> _Required work_: Your task is to retype the listing word for word.

> _Exercise inputs_:
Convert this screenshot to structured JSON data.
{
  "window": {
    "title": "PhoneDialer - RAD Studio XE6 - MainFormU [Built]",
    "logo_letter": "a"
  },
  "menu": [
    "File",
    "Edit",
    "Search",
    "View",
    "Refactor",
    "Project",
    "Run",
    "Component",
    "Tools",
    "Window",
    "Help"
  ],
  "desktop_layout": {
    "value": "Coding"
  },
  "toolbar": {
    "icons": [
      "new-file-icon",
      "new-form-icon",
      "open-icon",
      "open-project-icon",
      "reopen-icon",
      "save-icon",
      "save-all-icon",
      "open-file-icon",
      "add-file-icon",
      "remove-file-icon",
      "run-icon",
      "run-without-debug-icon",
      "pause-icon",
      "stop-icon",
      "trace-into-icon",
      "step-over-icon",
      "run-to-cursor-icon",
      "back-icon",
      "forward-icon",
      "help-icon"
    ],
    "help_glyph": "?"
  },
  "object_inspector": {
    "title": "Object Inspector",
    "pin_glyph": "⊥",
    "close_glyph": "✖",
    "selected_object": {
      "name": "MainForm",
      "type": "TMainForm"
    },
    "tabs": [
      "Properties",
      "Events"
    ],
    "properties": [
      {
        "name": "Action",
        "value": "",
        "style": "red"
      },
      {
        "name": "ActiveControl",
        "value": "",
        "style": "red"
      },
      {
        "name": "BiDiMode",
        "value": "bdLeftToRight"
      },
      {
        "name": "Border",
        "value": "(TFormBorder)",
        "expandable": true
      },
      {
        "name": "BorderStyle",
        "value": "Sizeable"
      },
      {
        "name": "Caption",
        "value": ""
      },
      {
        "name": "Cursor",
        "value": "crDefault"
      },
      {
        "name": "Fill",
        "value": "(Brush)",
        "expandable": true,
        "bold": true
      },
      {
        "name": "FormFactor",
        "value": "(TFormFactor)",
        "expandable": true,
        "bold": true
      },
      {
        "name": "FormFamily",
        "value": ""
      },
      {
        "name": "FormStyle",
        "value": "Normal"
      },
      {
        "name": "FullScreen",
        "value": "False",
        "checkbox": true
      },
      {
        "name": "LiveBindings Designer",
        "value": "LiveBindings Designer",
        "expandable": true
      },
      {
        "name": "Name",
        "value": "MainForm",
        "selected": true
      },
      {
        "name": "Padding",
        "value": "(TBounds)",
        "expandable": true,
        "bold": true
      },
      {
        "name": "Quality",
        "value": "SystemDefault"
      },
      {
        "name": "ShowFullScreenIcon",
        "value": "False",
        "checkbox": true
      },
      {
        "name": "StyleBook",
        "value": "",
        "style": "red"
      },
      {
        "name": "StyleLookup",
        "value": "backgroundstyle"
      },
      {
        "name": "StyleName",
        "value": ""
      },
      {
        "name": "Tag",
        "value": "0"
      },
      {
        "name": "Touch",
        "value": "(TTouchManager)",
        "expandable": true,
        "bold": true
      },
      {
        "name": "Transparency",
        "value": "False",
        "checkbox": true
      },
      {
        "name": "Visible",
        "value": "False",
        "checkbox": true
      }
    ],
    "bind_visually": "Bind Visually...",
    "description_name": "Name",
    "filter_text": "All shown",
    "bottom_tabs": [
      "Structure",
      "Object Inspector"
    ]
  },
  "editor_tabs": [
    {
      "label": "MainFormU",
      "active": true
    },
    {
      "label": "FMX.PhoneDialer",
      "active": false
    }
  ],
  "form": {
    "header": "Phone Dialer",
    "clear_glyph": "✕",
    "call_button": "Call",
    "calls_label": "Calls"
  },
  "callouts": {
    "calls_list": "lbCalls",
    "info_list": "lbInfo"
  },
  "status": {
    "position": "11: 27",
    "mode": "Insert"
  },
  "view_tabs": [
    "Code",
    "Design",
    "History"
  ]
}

> _Result for this exercise_:
Convert this screenshot to structured JSON data.
{
  "window": {
    "title": "PhoneDialer - RAD Studio XE6 - MainFormU [Built]",
    "logo_letter": "a"
  },
  "menu": [
    "File",
    "Edit",
    "Search",
    "View",
    "Refactor",
    "Project",
    "Run",
    "Component",
    "Tools",
    "Window",
    "Help"
  ],
  "desktop_layout": {
    "value": "Coding"
  },
  "toolbar": {
    "icons": [
      "new-file-icon",
      "new-form-icon",
      "open-icon",
      "open-project-icon",
      "reopen-icon",
      "save-icon",
      "save-all-icon",
      "open-file-icon",
      "add-file-icon",
      "remove-file-icon",
      "run-icon",
      "run-without-debug-icon",
      "pause-icon",
      "stop-icon",
      "trace-into-icon",
      "step-over-icon",
      "run-to-cursor-icon",
      "back-icon",
      "forward-icon",
      "help-icon"
    ],
    "help_glyph": "?"
  },
  "object_inspector": {
    "title": "Object Inspector",
    "pin_glyph": "⊥",
    "close_glyph": "✖",
    "selected_object": {
      "name": "MainForm",
      "type": "TMainForm"
    },
    "tabs": [
      "Properties",
      "Events"
    ],
    "properties": [
      {
        "name": "Action",
        "value": "",
        "style": "red"
      },
      {
        "name": "ActiveControl",
        "value": "",
        "style": "red"
      },
      {
        "name": "BiDiMode",
        "value": "bdLeftToRight"
      },
      {
        "name": "Border",
        "value": "(TFormBorder)",
        "expandable": true
      },
      {
        "name": "BorderStyle",
        "value": "Sizeable"
      },
      {
        "name": "Caption",
        "value": ""
      },
      {
        "name": "Cursor",
        "value": "crDefault"
      },
      {
        "name": "Fill",
        "value": "(Brush)",
        "expandable": true,
        "bold": true
      },
      {
        "name": "FormFactor",
        "value": "(TFormFactor)",
        "expandable": true,
        "bold": true
      },
      {
        "name": "FormFamily",
        "value": ""
      },
      {
        "name": "FormStyle",
        "value": "Normal"
      },
      {
        "name": "FullScreen",
        "value": "False",
        "checkbox": true
      },
      {
        "name": "LiveBindings Designer",
        "value": "LiveBindings Designer",
        "expandable": true
      },
      {
        "name": "Name",
        "value": "MainForm",
        "selected": true
      },
      {
        "name": "Padding",
        "value": "(TBounds)",
        "expandable": true,
        "bold": true
      },
      {
        "name": "Quality",
        "value": "SystemDefault"
      },
      {
        "name": "ShowFullScreenIcon",
        "value": "False",
        "checkbox": true
      },
      {
        "name": "StyleBook",
        "value": "",
        "style": "red"
      },
      {
        "name": "StyleLookup",
        "value": "backgroundstyle"
      },
      {
        "name": "StyleName",
        "value": ""
      },
      {
        "name": "Tag",
        "value": "0"
      },
      {
        "name": "Touch",
        "value": "(TTouchManager)",
        "expandable": true,
        "bold": true
      },
      {
        "name": "Transparency",
        "value": "False",
        "checkbox": true
      },
      {
        "name": "Visible",
        "value": "False",
        "checkbox": true
      }
    ],
    "bind_visually": "Bind Visually...",
    "description_name": "Name",
    "filter_text": "All shown",
    "bottom_tabs": [
      "Structure",
      "Object Inspector"
    ]
  },
  "editor_tabs": [
    {
      "label": "MainFormU",
      "active": true
    },
    {
      "label": "FMX.PhoneDialer",
      "active": false
    }
  ],
  "form": {
    "header": "Phone Dialer",
    "clear_glyph": "✕",
    "call_button": "Call",
    "calls_label": "Calls"
  },
  "callouts": {
    "calls_list": "lbCalls",
    "info_list": "lbInfo"
  },
  "status": {
    "position": "11: 27",
    "mode": "Insert"
  },
  "view_tabs": [
    "Code",
    "Design",
    "History"
  ]
}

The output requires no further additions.